As far as you are concerned, pornography is not just a religious problem like if he doesn’t keep kosher or wear a kipa, but it unfortunately conveys what may be your boyfriend’s relationship, to a certain extent, to women in general. From marriage counseling experience, I would definitely be wary of entering a relationship with someone who can (and does!) see women as objects and sex symbols, to be used for personal pleasure, while missing the beautiful intimate mutual gratification which are basic to every loving healthy marriage.
I suggest discussing this with him, in addition to pointing out from the start that “I, or no woman, wants to have to compete with porn stars, and be continuously compared with them and what they do, either consciously or subconsciously, either aloud or secretly.” If that is their “profession”, and those are his expectations from his wife, it is definitely going to be difficult to live up to such hopes or fantasies. Pornography is an easy “virtual” way for men to “get their kicks”, and actually distracts them from investing the effort to build a healthy, normal relationship with a real, live woman, answering to her needs, working towards mutual love and satisfaction, etc. He must stop viewing women as sex objects. Simply put: real love for a real woman, and cheap pornographic lust for a different woman’s body, are diametrically opposed!

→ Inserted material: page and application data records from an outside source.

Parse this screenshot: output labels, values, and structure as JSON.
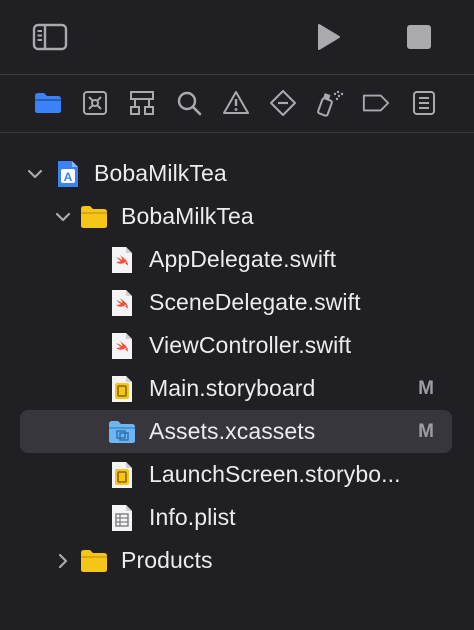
{
  "colors": {
    "background": "#1f1f24",
    "accent": "#3b82f6",
    "folder": "#f5c518",
    "swift": "#f05138",
    "selection": "#36363c",
    "icon_gray": "#a9a9ae"
  },
  "toolbar": {
    "sidebar_toggle_icon": "sidebar-icon",
    "run_icon": "play-icon",
    "stop_icon": "stop-icon"
  },
  "navigator_tabs": [
    {
      "icon": "folder-icon",
      "active": true
    },
    {
      "icon": "source-control-icon",
      "active": false
    },
    {
      "icon": "symbol-hierarchy-icon",
      "active": false
    },
    {
      "icon": "search-icon",
      "active": false
    },
    {
      "icon": "warning-icon",
      "active": false
    },
    {
      "icon": "test-diamond-icon",
      "active": false
    },
    {
      "icon": "debug-spray-icon",
      "active": false
    },
    {
      "icon": "breakpoint-icon",
      "active": false
    },
    {
      "icon": "report-list-icon",
      "active": false
    }
  ],
  "tree": {
    "project": {
      "label": "BobaMilkTea",
      "expanded": true
    },
    "group": {
      "label": "BobaMilkTea",
      "expanded": true
    },
    "files": [
      {
        "label": "AppDelegate.swift",
        "kind": "swift",
        "badge": ""
      },
      {
        "label": "SceneDelegate.swift",
        "kind": "swift",
        "badge": ""
      },
      {
        "label": "ViewController.swift",
        "kind": "swift",
        "badge": ""
      },
      {
        "label": "Main.storyboard",
        "kind": "storyboard",
        "badge": "M"
      },
      {
        "label": "Assets.xcassets",
        "kind": "assets",
        "badge": "M",
        "selected": true
      },
      {
        "label": "LaunchScreen.storybo...",
        "kind": "storyboard",
        "badge": ""
      },
      {
        "label": "Info.plist",
        "kind": "plist",
        "badge": ""
      }
    ],
    "products": {
      "label": "Products",
      "expanded": false
    }
  }
}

I would also suggest giving him some positive incentive. Tell him that you are interested in marrying a real “man”, someone who has the g’vura, the “guts” and strength to overcome even this strongest of drives!

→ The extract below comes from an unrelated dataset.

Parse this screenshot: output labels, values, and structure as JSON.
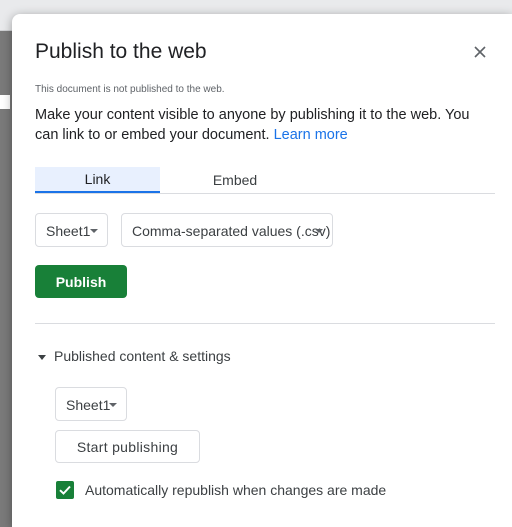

Regarding discussing the issue together, the Or HaChaim HaKadosh (Vayikra 18, 3) writes that one of the ways of the yetzer hara is to get you to talk about the problem of the yetzer as much as possible (why do teenagers like to talk so much about negiah?!). The logic is obvious, and accordingly, it’s best for boyfriends and girlfriends to talk about pornography or even negiah, as little as possible, for sure not a detailed day-by -day account. On the other hand, it’s obviously important for you to know the answer to that black and white question: if he succeeds in overcoming this weakness, or if he continues.
This is his battle, and there really isn’t much that others can or need to do. Pornography is a terrible habit, but it can be broken immediately, and is not at all like drugs where addiction is physiological. He can, and should say that he is stopping today (not even tomorrow), if not for his sake, than for your sake. To put in Rimon, Net-tzach or another pornography filter immediately, simply takes one phone call or email. On the other hand, he should try and get involved in positive, active pursuits to which he can and should direct his energies, learning Torah, volunteering, and l’havdil, active sports, etc.
To be supportive is always good and helpful, but to be supportive as a girlfriend regarding an issue which comes at your expense is difficult, unfair, and probably even unwise to ask. If pornography has ruined marriages, why get involved knowingly in such a relationship?
Again, real love and cheap pornography are diametrically opposed, and it would be wise, worthwhile and much more pleasurable (!) for him to invest in a real, idealistic long-term relationship of love, rather than cheap, “virtual” illusions and fantasies. As soon as this is clarified to him, his decision shouldn’t be difficult.
Please let me know if I can be of further help, and even better, please let me know if he succeeded and that you are building a Bayit Ne’eman b’Yisrael!! B’hatzlacha!